Once the mould was ready, I melted the silver, then shot upstairs (silversmithing takes place in the cellar) and brought the mould down. Of course, the silver had chilled and I had to re-melt it, which took ages because it was now in a single lump, so had a much reduced surface-to-volume ratio. And of course, that made me rush, so I poured before it was really fully liquid, and a solid lump blocked the entrance almost immediately.

I was encouraged despite the disaster, to see that the initial few drops of silver had made their way right to the tail fin, so the mould was hot enough, the air was able to escape and in theory it should all work. In theory.

Second Attempt
This is an early wax model I made. In truth, I made a wax, cast silicone rubber around that because I knew I'd need several waxes before I succeeded, and now I use green wax which is harder and less easy to damage when you handle it. You can also get blue, carving wax, which is much harder, but which melts to a rather glutinous liquid that doesn't fill moulds well.

Searching the web for further information I came across some YouTube videos (this is video 5 of 9) demonstrating the process. I'd not thought of steaming the wax out of the mould, but it works perfectly well and doesn't fill the house with smoke!

Once the wax had gone, I stuck the mould in the oven to get it as hot as possible. The real wax burnout oven heats the mould to 900°C, then cools it to 600°C ready for casting. I don't know why it has to go so high, but our Neff will only go to 250°C on conventional and 200°C on fan, so it got 200°C fan. No more smoke, hoorah!

This time, once the mould was ready and I'd melted the silver, I asked Jenny to keep the silver hot while I brought the mould downstairs. That was a good move.

Then I blew it.

Somehow I couldn't seem to keep the silver completely molten, I don't know why. It looked OK, but as soon as I poured it, I knew it wasn't right. Quite a bit of metal went into the mould, but then it chilled much too quickly, and as you can see, it didn't really fill the mould properly. The big, knobbly lump on its head is silver I kept pouring into the opening after it had frozen right at the entrance. Usually it forms a small, neat puddle. Clue there! The tips of the fins are not sharp and it should have flowed into the air-escape channels if it was all working according to plan.

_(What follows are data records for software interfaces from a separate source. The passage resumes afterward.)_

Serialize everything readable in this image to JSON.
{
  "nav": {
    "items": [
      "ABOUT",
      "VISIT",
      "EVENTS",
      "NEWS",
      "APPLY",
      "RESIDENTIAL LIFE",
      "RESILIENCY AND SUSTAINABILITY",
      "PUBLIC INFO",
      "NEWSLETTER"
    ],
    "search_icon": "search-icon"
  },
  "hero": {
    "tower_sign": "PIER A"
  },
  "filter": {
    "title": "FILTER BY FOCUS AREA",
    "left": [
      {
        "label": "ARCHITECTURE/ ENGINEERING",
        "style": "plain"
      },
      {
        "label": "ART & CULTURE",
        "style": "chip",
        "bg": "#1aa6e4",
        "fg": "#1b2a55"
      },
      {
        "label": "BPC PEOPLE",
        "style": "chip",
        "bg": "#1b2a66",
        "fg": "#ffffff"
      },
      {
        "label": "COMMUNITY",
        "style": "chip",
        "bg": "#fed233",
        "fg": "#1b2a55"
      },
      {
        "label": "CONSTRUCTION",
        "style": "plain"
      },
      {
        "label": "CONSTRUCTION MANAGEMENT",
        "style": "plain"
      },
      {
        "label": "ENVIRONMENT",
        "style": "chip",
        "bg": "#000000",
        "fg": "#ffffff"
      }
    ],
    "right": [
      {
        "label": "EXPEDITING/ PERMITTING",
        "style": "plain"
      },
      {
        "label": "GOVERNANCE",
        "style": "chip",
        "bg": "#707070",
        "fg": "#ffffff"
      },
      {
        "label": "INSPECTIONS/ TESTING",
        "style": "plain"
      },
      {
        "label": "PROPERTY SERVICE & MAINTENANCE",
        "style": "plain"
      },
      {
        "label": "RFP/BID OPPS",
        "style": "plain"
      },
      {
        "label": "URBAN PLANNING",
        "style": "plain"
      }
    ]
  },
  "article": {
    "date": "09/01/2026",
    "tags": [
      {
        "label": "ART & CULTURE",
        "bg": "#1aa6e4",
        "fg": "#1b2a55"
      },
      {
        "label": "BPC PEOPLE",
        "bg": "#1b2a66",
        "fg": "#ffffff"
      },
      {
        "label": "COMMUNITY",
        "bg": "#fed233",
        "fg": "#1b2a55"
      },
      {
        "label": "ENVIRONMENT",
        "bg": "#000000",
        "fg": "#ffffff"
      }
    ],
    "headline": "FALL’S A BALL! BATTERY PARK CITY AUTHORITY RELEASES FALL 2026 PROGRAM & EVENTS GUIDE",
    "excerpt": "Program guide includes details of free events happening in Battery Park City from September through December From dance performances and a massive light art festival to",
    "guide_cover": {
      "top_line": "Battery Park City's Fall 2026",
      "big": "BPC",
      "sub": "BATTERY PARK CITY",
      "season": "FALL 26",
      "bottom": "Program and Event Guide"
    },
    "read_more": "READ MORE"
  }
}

The body right behind the hammerhead (lost in a mass of silver where I poured the metal in) is much narrower than the original wax, and I think we just didn't get quite enough metal into the mould before the funnel section froze, so as gravity pulled it all downwards, that part of the body just got stretched a bit.
I'll keep you posted on the third attempt.

Oh, and don't be mislead by the colour of the metal casting; that's just the tungsten light I used to illuminate it. It really is just sterling silver.

So there's more work to do, but I think it will work.

Picky picky picky!

Astonishing hummingbird picture

Now this picture I find completely astonishing, to the point where I suspect that what I am seeing is an artifact somehow introduced by the video camera being used to take the movie.

But that looks an awful lot to me as though the bird has one wing forward and one back, which goes completely against what (little) I know about bird anatomy and flight biomechanics.

Click the photo to visit the YouTube movie I spotted on Pharyngula and which piqued my interest in the first place.